Economics: A primer for India, Buchbesprechung von Stuart Birks and Srikanta Chatterjee:
“The present book … seeks to make the subject (of Economics) particularly useful and relevant in an Indian context. It seeks to develop an approach that enables the reader to understand the functioning of the society around them within an analytical framework which is not too “technical” or abstract.
Interview on neo-structuralism, In this interview Esteban Pérez Caldentey, Miguel Torres and Romain Zivy (all at the Economic Commission for Latin America and the Caribbean, ECLAC) answer questions on the book Neo-structuralism and Heterodox Currents in Latin America and the Caribbean at the Beginning of the XXI Century
“Structuralist thought emerged as a response to the development problems of Latin America and the Carib-bean and dissatisfaction with orthodox responses.
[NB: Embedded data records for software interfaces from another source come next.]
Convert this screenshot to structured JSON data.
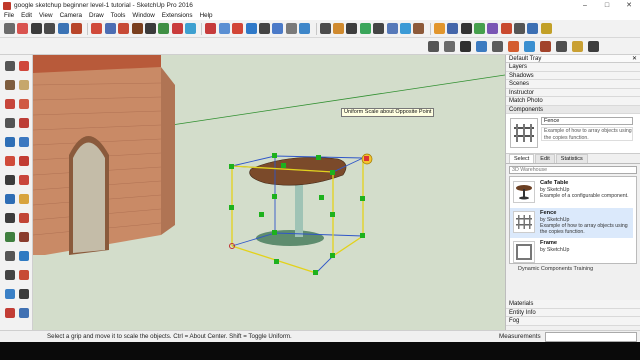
{
  "window": {
    "title": "google sketchup beginner level-1 tutorial - SketchUp Pro 2016",
    "min_glyph": "–",
    "max_glyph": "□",
    "close_glyph": "✕"
  },
  "menu": [
    "File",
    "Edit",
    "View",
    "Camera",
    "Draw",
    "Tools",
    "Window",
    "Extensions",
    "Help"
  ],
  "toolbar": {
    "row1_colors": [
      "#6b6b6b",
      "#d9534f",
      "#3a3a3a",
      "#4a4a4a",
      "#3a73b5",
      "#b8452a",
      "#d04a3a",
      "#4c6db3",
      "#c74a36",
      "#7a3f1e",
      "#3a3a3a",
      "#3f8f44",
      "#c93b3b",
      "#3ea0d0",
      "#c63b3b",
      "#5a8fd3",
      "#d24536",
      "#2f79c8",
      "#444444",
      "#4b7ac8",
      "#7a7a7a",
      "#3e86c9",
      "#4c4c4c",
      "#d08a2e",
      "#3e3e3e",
      "#3aa55a",
      "#444",
      "#5679b9",
      "#3b9ad6",
      "#8d5a3a",
      "#e2962d",
      "#4466aa",
      "#333",
      "#46a04d",
      "#7a56b4",
      "#c94a2f",
      "#555",
      "#3c6fb3",
      "#c2a028"
    ],
    "row2_colors": [
      "#555",
      "#6a6a6a",
      "#2f2f2f",
      "#3c7bc0",
      "#5c5c5c",
      "#d45d30",
      "#3a8fd0",
      "#a2432b",
      "#4f4f4f",
      "#c9a033",
      "#3d3d3d"
    ],
    "left_colors": [
      "#555",
      "#d0463a",
      "#7e5d3e",
      "#c6a76c",
      "#c7453a",
      "#d05a43",
      "#545454",
      "#bd3d36",
      "#2f6fb6",
      "#3c78c0",
      "#d04b3a",
      "#c23c33",
      "#3b3b3b",
      "#c9453b",
      "#2e6db5",
      "#d8a33d",
      "#3c3c3c",
      "#c24536",
      "#3f7f3f",
      "#8a3c2e",
      "#555",
      "#2f7ac2",
      "#444",
      "#c74a35",
      "#3a80c6",
      "#3a3a3a",
      "#c23d35",
      "#4071b3"
    ]
  },
  "tooltip": "Uniform Scale about Opposite Point",
  "tray": {
    "title": "Default Tray",
    "sections_top": [
      "Layers",
      "Shadows",
      "Scenes",
      "Instructor",
      "Match Photo",
      "Components"
    ],
    "component_name": "Fence",
    "component_desc": "Example of how to array objects using the copies function.",
    "tabs": [
      "Select",
      "Edit",
      "Statistics"
    ],
    "search_placeholder": "3D Warehouse",
    "items": [
      {
        "name": "Cafe Table",
        "by": "by SketchUp",
        "desc": "Example of a configurable component."
      },
      {
        "name": "Fence",
        "by": "by SketchUp",
        "desc": "Example of how to array objects using the copies function."
      },
      {
        "name": "Frame",
        "by": "by SketchUp",
        "desc": ""
      }
    ],
    "training_label": "Dynamic Components Training",
    "sections_bottom": [
      "Materials",
      "Entity Info",
      "Fog"
    ]
  },
  "status": {
    "hint": "Select a grip and move it to scale the objects. Ctrl = About Center. Shift = Toggle Uniform.",
    "measurements_label": "Measurements",
    "measurements_value": ""
  }
}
For structuralists underdevelopment was not due to exoge-nous forces or shocks or to bad policy, but it was rather an intrinsic feature of Latin America and the Caribbean ingrained in its own social and economic structure.”
Reteaching Economics: Boom Bust Boom, von Ioana Negru and Robert Jump:
“The movement for pluralism in economics has inspired a group of enthusiastic early-career economics lecturers in the UK to constitute a new group/network committed to introducing pluralism in economics: Reteaching Economics. The group is interested in supporting the student movement in the UK that is campaigning for the introduction of theoretical and methodological pluralism within the teaching of economics.”